Lines containing the word "name" are to be copied from the data below.

= Beginning of Section =

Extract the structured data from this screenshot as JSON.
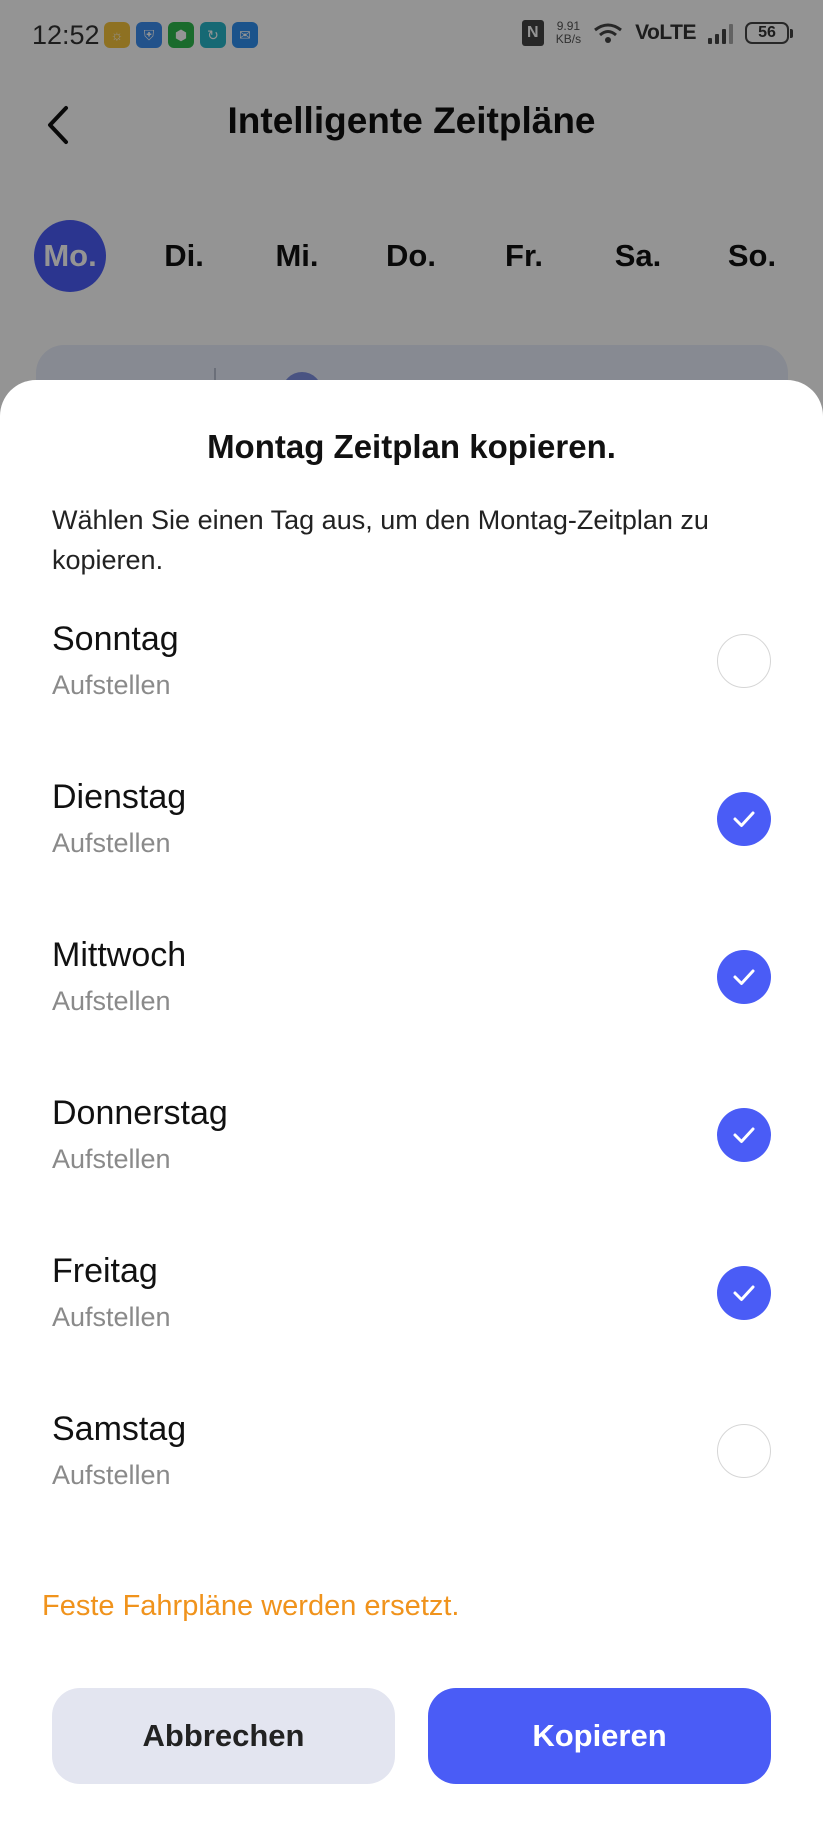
{
  "status_bar": {
    "time": "12:52",
    "net_speed_value": "9.91",
    "net_speed_unit": "KB/s",
    "network": "VoLTE",
    "battery": "56",
    "notification_icons": [
      {
        "name": "browser-app-icon",
        "color": "#f5c33b"
      },
      {
        "name": "vpn-app-icon",
        "color": "#3b8ef0"
      },
      {
        "name": "security-app-icon",
        "color": "#2db84c"
      },
      {
        "name": "sync-app-icon",
        "color": "#27b6c9"
      },
      {
        "name": "mail-app-icon",
        "color": "#2f8ff0"
      }
    ]
  },
  "header": {
    "title": "Intelligente Zeitpläne"
  },
  "day_tabs": [
    {
      "label": "Mo.",
      "active": true
    },
    {
      "label": "Di.",
      "active": false
    },
    {
      "label": "Mi.",
      "active": false
    },
    {
      "label": "Do.",
      "active": false
    },
    {
      "label": "Fr.",
      "active": false
    },
    {
      "label": "Sa.",
      "active": false
    },
    {
      "label": "So.",
      "active": false
    }
  ],
  "sheet": {
    "title": "Montag Zeitplan kopieren.",
    "description": "Wählen Sie einen Tag aus, um den Montag-Zeitplan zu kopieren.",
    "days": [
      {
        "name": "Sonntag",
        "subtitle": "Aufstellen",
        "checked": false
      },
      {
        "name": "Dienstag",
        "subtitle": "Aufstellen",
        "checked": true
      },
      {
        "name": "Mittwoch",
        "subtitle": "Aufstellen",
        "checked": true
      },
      {
        "name": "Donnerstag",
        "subtitle": "Aufstellen",
        "checked": true
      },
      {
        "name": "Freitag",
        "subtitle": "Aufstellen",
        "checked": true
      },
      {
        "name": "Samstag",
        "subtitle": "Aufstellen",
        "checked": false
      }
    ],
    "warning": "Feste Fahrpläne werden ersetzt.",
    "cancel_label": "Abbrechen",
    "copy_label": "Kopieren"
  },
  "colors": {
    "accent": "#4a5cf6",
    "warning": "#f0931c",
    "cancel_bg": "#e3e5f0"
  }
}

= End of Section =

_Your solution_.
        "name": "browser-app-icon",
        "name": "vpn-app-icon",
        "name": "security-app-icon",
        "name": "sync-app-icon",
        "name": "mail-app-icon",
        "name": "Sonntag",
        "name": "Dienstag",
        "name": "Mittwoch",
        "name": "Donnerstag",
        "name": "Freitag",
        "name": "Samstag",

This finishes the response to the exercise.